**Assigned task:**
Give back the full data character for character.

· · · ·

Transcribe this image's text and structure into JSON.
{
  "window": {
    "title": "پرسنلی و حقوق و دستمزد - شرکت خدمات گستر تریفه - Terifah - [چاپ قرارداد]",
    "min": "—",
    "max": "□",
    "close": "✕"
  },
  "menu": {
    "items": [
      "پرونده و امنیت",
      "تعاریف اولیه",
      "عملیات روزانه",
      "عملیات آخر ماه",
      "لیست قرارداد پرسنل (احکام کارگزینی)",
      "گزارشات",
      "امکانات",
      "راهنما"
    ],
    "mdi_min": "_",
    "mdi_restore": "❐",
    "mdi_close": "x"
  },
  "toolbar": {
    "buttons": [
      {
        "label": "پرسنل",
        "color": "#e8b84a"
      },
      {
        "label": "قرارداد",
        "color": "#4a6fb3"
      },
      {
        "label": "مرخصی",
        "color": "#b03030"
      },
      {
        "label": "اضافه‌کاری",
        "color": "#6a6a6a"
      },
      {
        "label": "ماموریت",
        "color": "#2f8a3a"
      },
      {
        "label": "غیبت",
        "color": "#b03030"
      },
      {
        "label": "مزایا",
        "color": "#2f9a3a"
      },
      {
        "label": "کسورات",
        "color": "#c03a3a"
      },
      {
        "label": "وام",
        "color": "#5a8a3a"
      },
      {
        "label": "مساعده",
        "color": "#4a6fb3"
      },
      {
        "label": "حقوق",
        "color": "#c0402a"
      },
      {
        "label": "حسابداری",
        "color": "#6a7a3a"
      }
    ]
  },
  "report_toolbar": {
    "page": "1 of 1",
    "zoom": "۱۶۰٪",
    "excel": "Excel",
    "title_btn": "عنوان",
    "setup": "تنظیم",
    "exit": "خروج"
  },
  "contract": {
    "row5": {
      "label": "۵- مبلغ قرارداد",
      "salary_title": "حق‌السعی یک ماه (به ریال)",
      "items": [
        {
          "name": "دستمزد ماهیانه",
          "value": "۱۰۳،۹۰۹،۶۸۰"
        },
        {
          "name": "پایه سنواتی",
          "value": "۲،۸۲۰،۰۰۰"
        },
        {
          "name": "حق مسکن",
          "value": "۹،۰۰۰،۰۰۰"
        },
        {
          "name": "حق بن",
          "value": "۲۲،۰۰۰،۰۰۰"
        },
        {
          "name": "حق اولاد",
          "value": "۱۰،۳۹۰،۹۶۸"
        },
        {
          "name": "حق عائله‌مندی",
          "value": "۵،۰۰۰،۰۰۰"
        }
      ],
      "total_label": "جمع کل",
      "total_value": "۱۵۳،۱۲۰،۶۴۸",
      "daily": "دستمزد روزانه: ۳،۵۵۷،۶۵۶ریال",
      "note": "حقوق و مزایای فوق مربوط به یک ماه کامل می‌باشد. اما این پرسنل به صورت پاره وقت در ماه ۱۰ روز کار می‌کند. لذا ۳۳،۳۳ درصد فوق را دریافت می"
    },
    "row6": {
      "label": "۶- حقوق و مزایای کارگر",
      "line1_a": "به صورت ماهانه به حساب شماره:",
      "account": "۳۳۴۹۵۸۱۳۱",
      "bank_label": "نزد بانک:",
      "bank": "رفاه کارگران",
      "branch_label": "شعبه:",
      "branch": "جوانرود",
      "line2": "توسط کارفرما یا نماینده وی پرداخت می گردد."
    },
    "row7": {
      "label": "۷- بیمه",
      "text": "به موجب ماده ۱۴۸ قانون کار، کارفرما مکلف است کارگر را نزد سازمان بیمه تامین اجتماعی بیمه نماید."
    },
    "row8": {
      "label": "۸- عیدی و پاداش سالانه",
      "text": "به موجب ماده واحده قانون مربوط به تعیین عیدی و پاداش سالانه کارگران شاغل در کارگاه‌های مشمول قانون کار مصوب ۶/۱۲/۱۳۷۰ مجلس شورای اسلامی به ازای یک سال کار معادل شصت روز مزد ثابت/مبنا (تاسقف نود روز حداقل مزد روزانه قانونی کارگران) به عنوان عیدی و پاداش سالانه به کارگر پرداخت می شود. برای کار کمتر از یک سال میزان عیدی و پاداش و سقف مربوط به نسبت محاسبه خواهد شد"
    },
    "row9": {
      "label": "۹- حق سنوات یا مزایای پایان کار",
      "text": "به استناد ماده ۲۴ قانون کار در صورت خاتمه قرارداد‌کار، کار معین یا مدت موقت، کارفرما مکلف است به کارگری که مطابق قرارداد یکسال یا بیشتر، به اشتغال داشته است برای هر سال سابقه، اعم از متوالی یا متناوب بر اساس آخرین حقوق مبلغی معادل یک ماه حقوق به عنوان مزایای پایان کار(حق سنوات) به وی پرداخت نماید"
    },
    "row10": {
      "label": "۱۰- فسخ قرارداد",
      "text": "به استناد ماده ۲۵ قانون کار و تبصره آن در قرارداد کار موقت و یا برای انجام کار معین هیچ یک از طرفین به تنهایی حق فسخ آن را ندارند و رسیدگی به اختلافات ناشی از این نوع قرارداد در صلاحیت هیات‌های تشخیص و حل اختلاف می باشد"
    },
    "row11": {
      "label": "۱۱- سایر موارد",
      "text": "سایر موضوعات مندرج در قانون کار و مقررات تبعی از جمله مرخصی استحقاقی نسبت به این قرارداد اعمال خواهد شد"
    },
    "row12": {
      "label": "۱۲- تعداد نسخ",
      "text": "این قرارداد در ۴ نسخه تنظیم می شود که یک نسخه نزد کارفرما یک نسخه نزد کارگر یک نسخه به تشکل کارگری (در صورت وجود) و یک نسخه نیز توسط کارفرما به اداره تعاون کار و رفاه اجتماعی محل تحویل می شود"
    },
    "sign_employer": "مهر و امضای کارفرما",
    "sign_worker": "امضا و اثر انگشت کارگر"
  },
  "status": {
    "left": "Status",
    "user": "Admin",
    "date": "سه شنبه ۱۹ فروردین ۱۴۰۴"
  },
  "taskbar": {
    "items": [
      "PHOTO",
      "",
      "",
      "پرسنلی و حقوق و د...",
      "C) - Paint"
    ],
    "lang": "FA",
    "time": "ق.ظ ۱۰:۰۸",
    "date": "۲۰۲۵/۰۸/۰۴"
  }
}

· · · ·

**Answer for the task:**
Transcribe this image's text and structure into JSON.
{
  "window": {
    "title": "پرسنلی و حقوق و دستمزد - شرکت خدمات گستر تریفه - Terifah - [چاپ قرارداد]",
    "min": "—",
    "max": "□",
    "close": "✕"
  },
  "menu": {
    "items": [
      "پرونده و امنیت",
      "تعاریف اولیه",
      "عملیات روزانه",
      "عملیات آخر ماه",
      "لیست قرارداد پرسنل (احکام کارگزینی)",
      "گزارشات",
      "امکانات",
      "راهنما"
    ],
    "mdi_min": "_",
    "mdi_restore": "❐",
    "mdi_close": "x"
  },
  "toolbar": {
    "buttons": [
      {
        "label": "پرسنل",
        "color": "#e8b84a"
      },
      {
        "label": "قرارداد",
        "color": "#4a6fb3"
      },
      {
        "label": "مرخصی",
        "color": "#b03030"
      },
      {
        "label": "اضافه‌کاری",
        "color": "#6a6a6a"
      },
      {
        "label": "ماموریت",
        "color": "#2f8a3a"
      },
      {
        "label": "غیبت",
        "color": "#b03030"
      },
      {
        "label": "مزایا",
        "color": "#2f9a3a"
      },
      {
        "label": "کسورات",
        "color": "#c03a3a"
      },
      {
        "label": "وام",
        "color": "#5a8a3a"
      },
      {
        "label": "مساعده",
        "color": "#4a6fb3"
      },
      {
        "label": "حقوق",
        "color": "#c0402a"
      },
      {
        "label": "حسابداری",
        "color": "#6a7a3a"
      }
    ]
  },
  "report_toolbar": {
    "page": "1 of 1",
    "zoom": "۱۶۰٪",
    "excel": "Excel",
    "title_btn": "عنوان",
    "setup": "تنظیم",
    "exit": "خروج"
  },
  "contract": {
    "row5": {
      "label": "۵- مبلغ قرارداد",
      "salary_title": "حق‌السعی یک ماه (به ریال)",
      "items": [
        {
          "name": "دستمزد ماهیانه",
          "value": "۱۰۳،۹۰۹،۶۸۰"
        },
        {
          "name": "پایه سنواتی",
          "value": "۲،۸۲۰،۰۰۰"
        },
        {
          "name": "حق مسکن",
          "value": "۹،۰۰۰،۰۰۰"
        },
        {
          "name": "حق بن",
          "value": "۲۲،۰۰۰،۰۰۰"
        },
        {
          "name": "حق اولاد",
          "value": "۱۰،۳۹۰،۹۶۸"
        },
        {
          "name": "حق عائله‌مندی",
          "value": "۵،۰۰۰،۰۰۰"
        }
      ],
      "total_label": "جمع کل",
      "total_value": "۱۵۳،۱۲۰،۶۴۸",
      "daily": "دستمزد روزانه: ۳،۵۵۷،۶۵۶ریال",
      "note": "حقوق و مزایای فوق مربوط به یک ماه کامل می‌باشد. اما این پرسنل به صورت پاره وقت در ماه ۱۰ روز کار می‌کند. لذا ۳۳،۳۳ درصد فوق را دریافت می"
    },
    "row6": {
      "label": "۶- حقوق و مزایای کارگر",
      "line1_a": "به صورت ماهانه به حساب شماره:",
      "account": "۳۳۴۹۵۸۱۳۱",
      "bank_label": "نزد بانک:",
      "bank": "رفاه کارگران",
      "branch_label": "شعبه:",
      "branch": "جوانرود",
      "line2": "توسط کارفرما یا نماینده وی پرداخت می گردد."
    },
    "row7": {
      "label": "۷- بیمه",
      "text": "به موجب ماده ۱۴۸ قانون کار، کارفرما مکلف است کارگر را نزد سازمان بیمه تامین اجتماعی بیمه نماید."
    },
    "row8": {
      "label": "۸- عیدی و پاداش سالانه",
      "text": "به موجب ماده واحده قانون مربوط به تعیین عیدی و پاداش سالانه کارگران شاغل در کارگاه‌های مشمول قانون کار مصوب ۶/۱۲/۱۳۷۰ مجلس شورای اسلامی به ازای یک سال کار معادل شصت روز مزد ثابت/مبنا (تاسقف نود روز حداقل مزد روزانه قانونی کارگران) به عنوان عیدی و پاداش سالانه به کارگر پرداخت می شود. برای کار کمتر از یک سال میزان عیدی و پاداش و سقف مربوط به نسبت محاسبه خواهد شد"
    },
    "row9": {
      "label": "۹- حق سنوات یا مزایای پایان کار",
      "text": "به استناد ماده ۲۴ قانون کار در صورت خاتمه قرارداد‌کار، کار معین یا مدت موقت، کارفرما مکلف است به کارگری که مطابق قرارداد یکسال یا بیشتر، به اشتغال داشته است برای هر سال سابقه، اعم از متوالی یا متناوب بر اساس آخرین حقوق مبلغی معادل یک ماه حقوق به عنوان مزایای پایان کار(حق سنوات) به وی پرداخت نماید"
    },
    "row10": {
      "label": "۱۰- فسخ قرارداد",
      "text": "به استناد ماده ۲۵ قانون کار و تبصره آن در قرارداد کار موقت و یا برای انجام کار معین هیچ یک از طرفین به تنهایی حق فسخ آن را ندارند و رسیدگی به اختلافات ناشی از این نوع قرارداد در صلاحیت هیات‌های تشخیص و حل اختلاف می باشد"
    },
    "row11": {
      "label": "۱۱- سایر موارد",
      "text": "سایر موضوعات مندرج در قانون کار و مقررات تبعی از جمله مرخصی استحقاقی نسبت به این قرارداد اعمال خواهد شد"
    },
    "row12": {
      "label": "۱۲- تعداد نسخ",
      "text": "این قرارداد در ۴ نسخه تنظیم می شود که یک نسخه نزد کارفرما یک نسخه نزد کارگر یک نسخه به تشکل کارگری (در صورت وجود) و یک نسخه نیز توسط کارفرما به اداره تعاون کار و رفاه اجتماعی محل تحویل می شود"
    },
    "sign_employer": "مهر و امضای کارفرما",
    "sign_worker": "امضا و اثر انگشت کارگر"
  },
  "status": {
    "left": "Status",
    "user": "Admin",
    "date": "سه شنبه ۱۹ فروردین ۱۴۰۴"
  },
  "taskbar": {
    "items": [
      "PHOTO",
      "",
      "",
      "پرسنلی و حقوق و د...",
      "C) - Paint"
    ],
    "lang": "FA",
    "time": "ق.ظ ۱۰:۰۸",
    "date": "۲۰۲۵/۰۸/۰۴"
  }
}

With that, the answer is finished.